Above: Screenshot of the U.S. News & World Report online education website, featuring SUNY Delhi as tied for First Place.
What do you do when you're the only college for miles in the middle of rural upstate New York? Invest in online-only courses.
It's a strategy that's worked for SUNY Delhi, a rural technical college in the Catskills that just tied for first place in U.S. News & World Report's 2014 rankings for Best Online Bachelor Programs. (The other first-place winner for the category was Central Michigan University.)
Delhi got the nod for its online Bachelor of Science in Nursing program, designed to allow working nurses to earn a bachelor's degree. The college specializes in technical degrees -- programs like culinary arts, criminal justice, and turf management.
Increasingly, Delhi is putting those courses online. According to a press release, the online nursing program was started in 2008 and is enrolling 745 students this semester. The college has also launched an online criminal justice bachelor's degree progarm, the first in the SUNY system, and just received approval from SUNY officials to establish Delhi's first-ever masters degree, an online-only masters of science in nursing.
Like many universities, the entire State University of New York system is investing in online courses lately. This month, SUNY announced its new "Open SUNY" online courses intiative. Delhi's BS in Nursing program is one of eight courses that Open SUNY will offer when it launches, according to a college press release.
It seems fitting that a technical college in the rural heart of Delaware County is pioneering online education. For far-flung students in a county bigger than Rhode Island, driving to classes is no joke.
The dean of Delhi's nursing program, Mary Pat Lewis, explains in a SUNY Delhi video that the college put out a "widespread regional survey" to find out whether there was interest in online learning. The response from Catskills residents and other prospective students was a resounding 'yes.'

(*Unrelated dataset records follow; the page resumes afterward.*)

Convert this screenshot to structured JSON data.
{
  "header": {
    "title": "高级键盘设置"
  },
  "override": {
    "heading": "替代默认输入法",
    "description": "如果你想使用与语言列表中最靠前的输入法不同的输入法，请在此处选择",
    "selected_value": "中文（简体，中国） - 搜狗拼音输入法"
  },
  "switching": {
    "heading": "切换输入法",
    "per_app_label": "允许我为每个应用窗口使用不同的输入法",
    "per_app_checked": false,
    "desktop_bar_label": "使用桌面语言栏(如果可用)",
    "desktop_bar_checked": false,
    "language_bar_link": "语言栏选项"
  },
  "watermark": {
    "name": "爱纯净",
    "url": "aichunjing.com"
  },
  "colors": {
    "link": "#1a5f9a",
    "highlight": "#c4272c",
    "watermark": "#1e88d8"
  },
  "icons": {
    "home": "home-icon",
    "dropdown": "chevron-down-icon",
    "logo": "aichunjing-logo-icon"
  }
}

Local color alert: In the video, as Lewis speaks about "geographical constraints and rural locations," there is a shot of a long-abandoned, vine-encrusted house that has been a derelict landmark on Route 28 in Arkville for decades.